Imagine having a job where you give people three to four thousand reasons to smile every day, if only for a few minutes.
That’s the life of Heriberto Birrueta and his family, who run La Michoacana ice cream shop and factory in Quincy, and who make 3,000-4,000 ice cream “paletas” each day, Monday to Saturday.
Paleta is the Mexican term for what Americans call the type of ice cream that comes on a stick, like popsicles or creamsicles. It comes from its similarity to a paddle, which translated to Spanish, is also a paleta, (pah-LAY-tuh).
As its name indicates, (Michoacan is a state in Mexico from where the Birruetas hail,) the paletas have to taste just like the ones in Mexico.
“It’s very important,” Birrueta said in Spanish. “For one to feel like one is in Mexico, one has to have a paleta with the flavor of Mexico.”
The flavors, around 30 of them in all, haven’t varied in about eight or nine years. Birrueta started La Michoacana about 15 years ago.
The shop’s storage is at capacity right now, otherwise they would come up with other flavors, he added. If they had the room, they would also make their own scooped ice cream, but since they don’t, they buy it.
Birrueta said they hope to have a new place built by next year, always in Quincy, and that might give them a little more room.
Meanwhile, they will continue making the paletas in their small shop, starting around 8 a.m. with batches of 240 paletas taking about 40 minutes to finish.
The work intensifies in July, with the hot weather increasing the demand, and the little shop on D Street cranking out around 6,000 paletas each day.
That’s not to say that it’s a picnic the first six months of the year. Making the paletas may be easy after 15 years, but there’s still plenty of effort involved in keeping the business going.
About three times a week, Heriberto and a relative jump in their truck and distribute their paletas in places like Tacoma and Mount Vernon.
Sometimes, while on the road, he samples the goods, but not too often, says Birrueta, a cold-storage loader before he bought the paleta recipe from a friend and started La Michoacana.
Asked if he would pick making ice cream if given the choice again between the cold-store job and his current job, he laughed and said “Depends on how much it pays.”
Ice cream can pay the bills, Birrueta said. Distribution makes the difference, if it were just the shop, it would be tougher.
“If it were just the one place, we could do it, but just survive on it,” he said.
With the coconut paleta their top seller, and with production in the thousands of units, La Michoacana can afford to sell them at a buck apiece.

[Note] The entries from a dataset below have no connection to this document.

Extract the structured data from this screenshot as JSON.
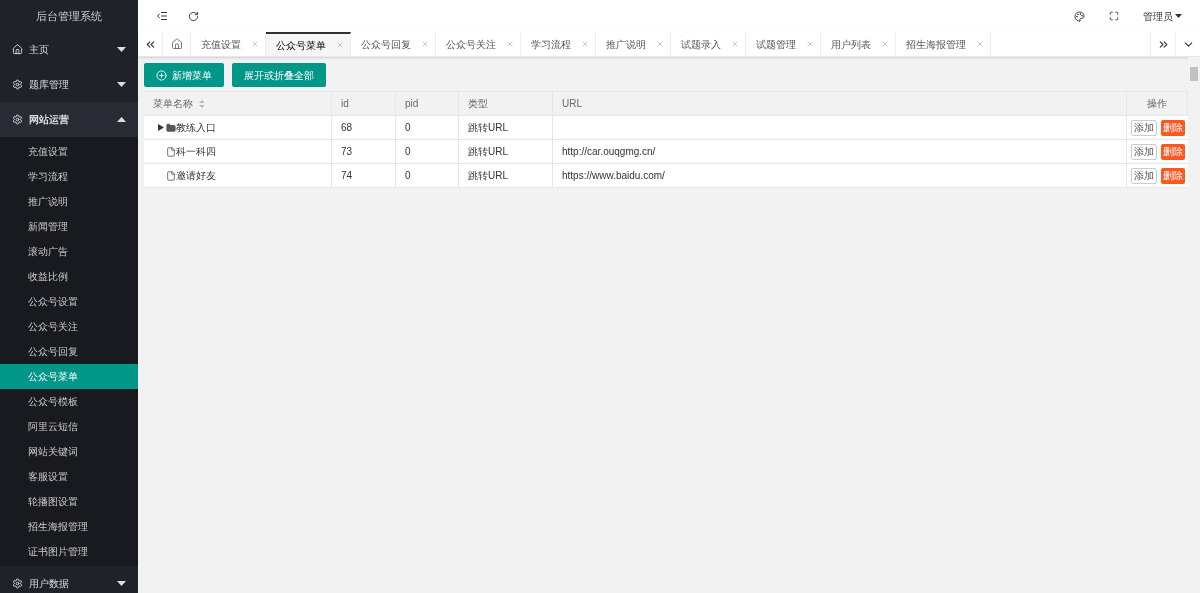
{
  "brand": "后台管理系统",
  "nav": [
    {
      "label": "主页",
      "expanded": false
    },
    {
      "label": "题库管理",
      "expanded": false
    },
    {
      "label": "网站运营",
      "expanded": true,
      "children": [
        {
          "label": "充值设置",
          "selected": false
        },
        {
          "label": "学习流程",
          "selected": false
        },
        {
          "label": "推广说明",
          "selected": false
        },
        {
          "label": "新闻管理",
          "selected": false
        },
        {
          "label": "滚动广告",
          "selected": false
        },
        {
          "label": "收益比例",
          "selected": false
        },
        {
          "label": "公众号设置",
          "selected": false
        },
        {
          "label": "公众号关注",
          "selected": false
        },
        {
          "label": "公众号回复",
          "selected": false
        },
        {
          "label": "公众号菜单",
          "selected": true
        },
        {
          "label": "公众号模板",
          "selected": false
        },
        {
          "label": "阿里云短信",
          "selected": false
        },
        {
          "label": "网站关键词",
          "selected": false
        },
        {
          "label": "客服设置",
          "selected": false
        },
        {
          "label": "轮播图设置",
          "selected": false
        },
        {
          "label": "招生海报管理",
          "selected": false
        },
        {
          "label": "证书图片管理",
          "selected": false
        }
      ]
    },
    {
      "label": "用户数据",
      "expanded": false
    }
  ],
  "user": "管理员",
  "tabs": [
    {
      "label": "充值设置",
      "selected": false
    },
    {
      "label": "公众号菜单",
      "selected": true
    },
    {
      "label": "公众号回复",
      "selected": false
    },
    {
      "label": "公众号关注",
      "selected": false
    },
    {
      "label": "学习流程",
      "selected": false
    },
    {
      "label": "推广说明",
      "selected": false
    },
    {
      "label": "试题录入",
      "selected": false
    },
    {
      "label": "试题管理",
      "selected": false
    },
    {
      "label": "用户列表",
      "selected": false
    },
    {
      "label": "招生海报管理",
      "selected": false
    }
  ],
  "toolbar": {
    "add_button": "新增菜单",
    "toggle_button": "展开或折叠全部"
  },
  "table": {
    "columns": [
      "菜单名称",
      "id",
      "pid",
      "类型",
      "URL",
      "操作"
    ],
    "rows": [
      {
        "name": "教练入口",
        "kind": "folder",
        "expanded": false,
        "id": "68",
        "pid": "0",
        "type": "跳转URL",
        "actions": [
          "添加",
          "删除"
        ]
      },
      {
        "name": "科一科四",
        "kind": "file",
        "id": "73",
        "pid": "0",
        "type": "跳转URL",
        "url": "http://car.ouqgmg.cn/",
        "actions": [
          "添加",
          "删除"
        ]
      },
      {
        "name": "邀请好友",
        "kind": "file",
        "id": "74",
        "pid": "0",
        "type": "跳转URL",
        "url": "https://www.baidu.com/",
        "actions": [
          "添加",
          "删除"
        ]
      }
    ]
  }
}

“It’s all based on our sacrifice,” Birrueta said when asked how they managed to keep prices low. “And since we buy the cream in large quantities, that helps. We don’t make much per unit, but since we sell a lot, we earn a little more.”
Luck is not as necessary as effort and courage to make it in the paleta world, Birrueta said.
“It’s not about luck, it’s about work,” he said. “It’s about seeking that customer and pitching the product.”
He sought, he pitched, he was told “no” many times, Birrueta said.
“With some customers, I have had to stop by as many as 10 times to close a deal,” he said.
Brand recognition and customers voicing their predilection for La Michoacana to store owners has helped, too.
Nowadays, people as far away as Bridgeport leave the shop with their hands full of paletas.
“They take, 50, 100, 200 at a time,” Birrueta said.
Sometimes, the locals take one or two, but they leave just as happy.
“It’s the only place in town to get scooped ice cream,” customer Marci Lindemeier said. “And their popsicles are amazing, ”
By Sebastian Moraga, firstname.lastname@example.org